Why is Savasana such a hard pose?
For some of us, Savasana is the best part of class. A welcome surrender, an invaluable opportunity to release and rest, a moment of complete suspension as we happily absorb all of the positive energy and movement from our practice. I even know some students who go to particular teachers because they teach a really blissful signature Savasana! For others however, having ‘nothing to do, nowhere to be’ can become an experience of inner conflict and provokes a deep feeling of discomfort. Given the opportunity it would be part of the class which some might prefer to skip, especially during lockdown!
Savasana means corpse pose.
When I first started yoga I used to think this was a horrible name, one that did not make me feel relaxed if I made the association too vividly before coming to lie down! As the years have gone on and I have delved a little deeper into the philosophy of yoga and uncovered a little more of it’s meaning, I have come to understand that really there is so much more to it…
Savasana is an ‘artform’ of relaxation.
It’s not about drifting off or waiting for the teacher to offer direction. It is a very tricky balancing act, a process to be gradually refined as we come back to it, time and time again. Instead of switching off, we should remain conscious whilst resting our focus within an embodied awareness. It should be an experience of effortless ease…it is the ultimate ‘letting go’
Letting go of our identification with “me, myself and I”. Letting go of expectation, preconception and any physical, mental and emotional tension we might be holding onto. In Savasana we let go of the practice and our thoughts as we rest in a place which is free from attachment, free from distraction and free from our ego. Like with any muscle we might want to strengthen, through a consistent and repeated practice we can condition the body and mind to understand how and where we hold onto stress, and through this realisation, we can learn to release.

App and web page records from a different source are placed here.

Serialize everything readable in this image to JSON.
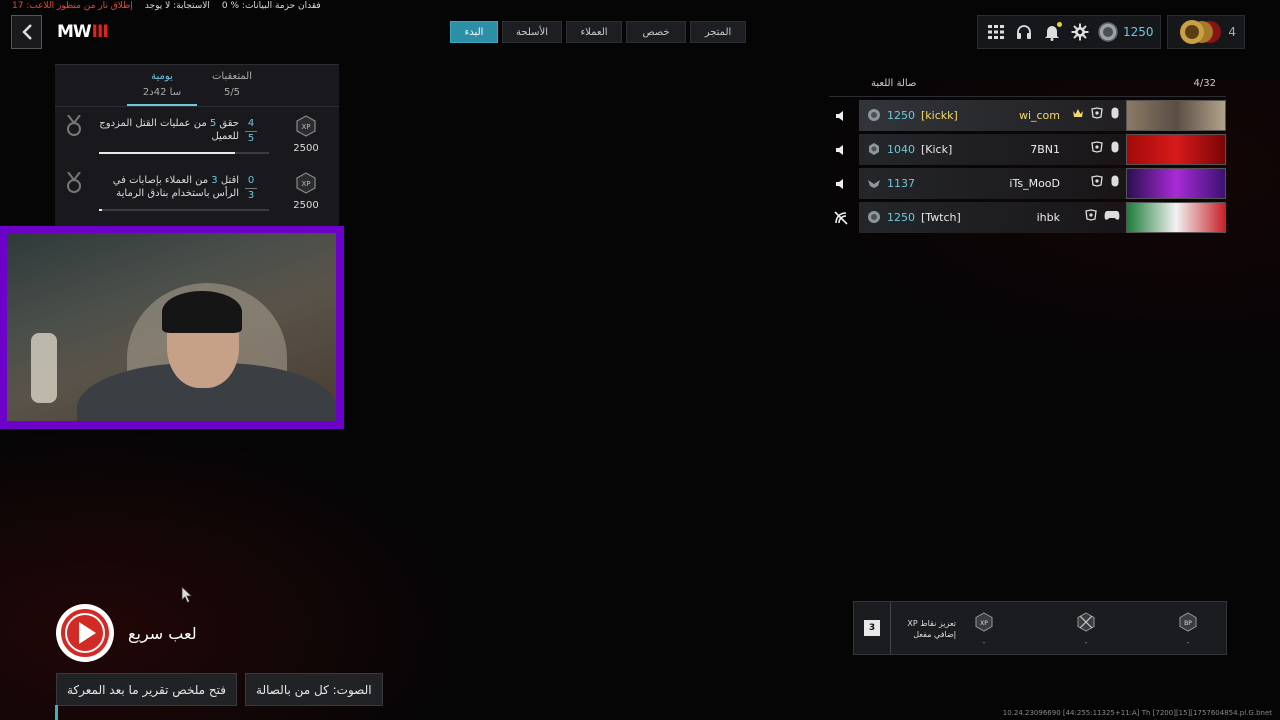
{
  "status_bar": {
    "data_loss": "فقدان حزمة البيانات: % 0",
    "response": "الاستجابة: لا يوجد",
    "fire_warning": "إطلاق نار من منظور اللاعب: 17"
  },
  "nav": {
    "tabs": [
      {
        "label": "البدء",
        "active": true
      },
      {
        "label": "الأسلحة",
        "active": false
      },
      {
        "label": "العملاء",
        "active": false
      },
      {
        "label": "خصص",
        "active": false
      },
      {
        "label": "المتجر",
        "active": false
      }
    ]
  },
  "logo": {
    "text": "MW",
    "suffix": "III"
  },
  "toolbar": {
    "cod_points": "1250",
    "notification_dot_color": "#e8d43a"
  },
  "profile": {
    "level": "4"
  },
  "challenges": {
    "tab_daily": {
      "title": "يومية",
      "sub": "2سا 42د"
    },
    "tab_trackers": {
      "title": "المتعقبات",
      "sub": "5/5"
    },
    "rows": [
      {
        "desc_prefix": "حقق ",
        "desc_hl": "5",
        "desc_rest": " من عمليات القتل المزدوج للعميل",
        "progress_current": "4",
        "progress_total": "5",
        "fill_fraction": 0.8,
        "xp": "2500"
      },
      {
        "desc_prefix": "اقتل ",
        "desc_hl": "3",
        "desc_rest": " من العملاء بإصابات في الرأس باستخدام بنادق الرماية",
        "progress_current": "0",
        "progress_total": "3",
        "fill_fraction": 0.02,
        "xp": "2500"
      }
    ]
  },
  "lobby": {
    "title": "صالة اللعبة",
    "count": "4/32",
    "players": [
      {
        "cp": "1250",
        "clan": "[kickk]",
        "name": "wi_com",
        "lead": true,
        "card_colors": [
          "#8a7a66",
          "#5a4e44",
          "#b1a28a"
        ]
      },
      {
        "cp": "1040",
        "clan": "[Kick]",
        "name": "7BN1",
        "lead": false,
        "card_colors": [
          "#a30a0a",
          "#d71a1a",
          "#7a0505"
        ]
      },
      {
        "cp": "1137",
        "clan": "",
        "name": "iTs_MooD",
        "lead": false,
        "card_colors": [
          "#2a0f50",
          "#a82bd8",
          "#3b1272"
        ]
      },
      {
        "cp": "1250",
        "clan": "[Twtch]",
        "name": "ihbk",
        "lead": false,
        "card_colors": [
          "#1b7d3a",
          "#f2f2f2",
          "#c8212b"
        ]
      }
    ]
  },
  "xp_boost": {
    "count": "3",
    "label": "تعزيز نقاط XP إضافي مفعل",
    "tokens": [
      "-",
      "-",
      "-"
    ]
  },
  "quick_play": {
    "label": "لعب سريع"
  },
  "bottom_buttons": {
    "voice": "الصوت: كل من بالصالة",
    "report": "فتح ملخص تقرير ما بعد المعركة"
  },
  "build_info": "10.24.23096690 [44:255:11325+11:A] Th [7200][15][1757604854.pl.G.bnet"
}
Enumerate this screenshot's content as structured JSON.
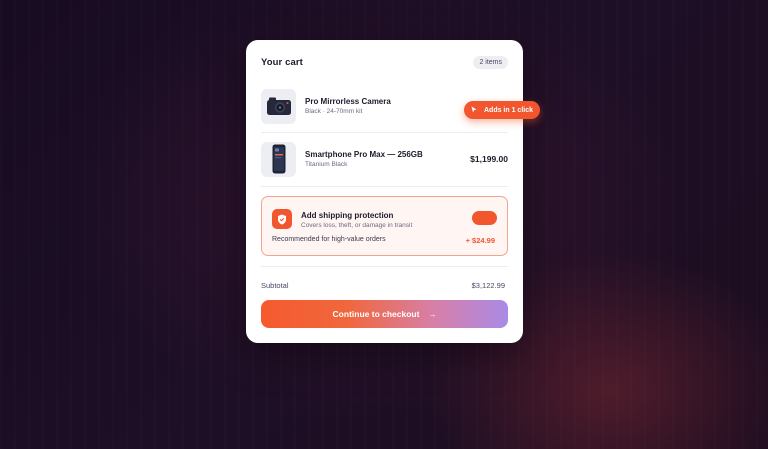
{
  "cart": {
    "title": "Your cart",
    "count_badge": "2 items"
  },
  "items": [
    {
      "name": "Pro Mirrorless Camera",
      "variant": "Black · 24-70mm kit",
      "price": "",
      "icon": "camera-icon"
    },
    {
      "name": "Smartphone Pro Max — 256GB",
      "variant": "Titanium Black",
      "price": "$1,199.00",
      "icon": "smartphone-icon"
    }
  ],
  "promo": {
    "label": "Adds in 1 click",
    "icon": "cursor-icon"
  },
  "protection": {
    "title": "Add shipping protection",
    "subtitle": "Covers loss, theft, or damage in transit",
    "note": "Recommended for high-value orders",
    "price": "+ $24.99",
    "icon": "shield-icon",
    "enabled": true
  },
  "summary": {
    "subtotal_label": "Subtotal",
    "subtotal_value": "$3,122.99"
  },
  "checkout": {
    "label": "Continue to checkout",
    "arrow": "→"
  },
  "colors": {
    "accent": "#f2562e",
    "gradient_end": "#a98ae6",
    "background": "#1d0f26"
  }
}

Corpse pose is the ultimate symbol of acceptance
It’s in Savasana where we accept our wobbles, our weaknesses and any inaccuracy that we might have experienced during our physical asana but also on a much more profound level we might come to accept our physical mortality as a shared living experience…
Death is a part of our natural life cycle and to really feel contentment, happiness and peace, we have to learn to accept that death is a shared experience that we will all face. There is a yoga sutra which really sticks out when I think of Savasana (and our yoga practice generally). It suggests that if we learn to embrace the flexibility and impermanence of the world unfolding around us, we can be truly present and content within a harmonious ‘place of oneness’
(2:9) svarasa-vahi vidusho’ pi titherudho’ bhiniveshah- Fear of death, loss or change causes pain in everyone
When we settle into Savasana we are committing to a moment of stillness. Although we might find challenge in this act of surrender and some of us might feel a little strange in the stripping back of this moment, Savasana when viewed a little differently is the ultimate symbol of acceptance and in that moment of acceptance, relaxation will follow.
Savasana during lockdown
Let’s be very honest…it’s not the same experience as it was in the physical shala. A parcel might arrive, pets patter about our heads, children might come into the room…or the space we are practicing in is just not restful. It’s through my Savasana in lockdown that I have learnt to identify my two cats through the tone of their purr! With our regular yoga classes online it feels like there are so many more distractions that can limit the full potential and experience of our final resting pose. Without our fellow practitioners resting in the shala alongside us and our teacher minding the time in front of us, there is less accountability to committing to the full practice. However the transition you take off the yoga mat is the most important aspect of the class and it affects how you take your yoga with you into the rest of your day. Even if you find you can’t stay for the full duration…we would really like to encourage a mindful and conscious transition out of your home practice.
One option to help you to maintain and train your relaxation muscle if you are finding Savasana challenging during lock down, is to take a seat to close out the class instead. Sitting up tall might help you to feel less squirmy! You could also choose to follow or count your breath more consciously, which may help you experience a little more spaciousness, lightness and harmony. Either of these options would be a much more useful alternative to jumping off the mat and hurrying to your desk or kettle! Another tip is have all your props out and next to you, eye pillows, bolsters and blankets, so it really is an easy transition to comfort.
If you would like to explore and develop your relationship with relaxation why not join us for ‘Flowing into Stillness’ a new workshop inspired by the popular Bathing in Stillness monthly sessions that are regular to Heather Yoga…
This special session will help cultivate stillness through movement and deep rest with a joyful yoga flow and nourishing Yoga Nidra meditation. Heather will first guide you with a dynamic Vinyasa style practice uniting breath and movement to create heat, vibrancy and spaciousness in the body and a sense of mental lightness, ease and clarity. Then things get super comfortable as we drop into deep rest and awareness through the art of Yoga Nidra meditation aka Yogic Sleep.
For more details please click here
Author: Ellie Roberts is the operations and admin support at Heather Yoga. She also teaches the following regular classes throughout the week: Monday 6.30pm Runners and Cyclists, Tuesday and Thursday 7am Sunrise Yoga and 12.30pm Thursday Lunchtime yoga.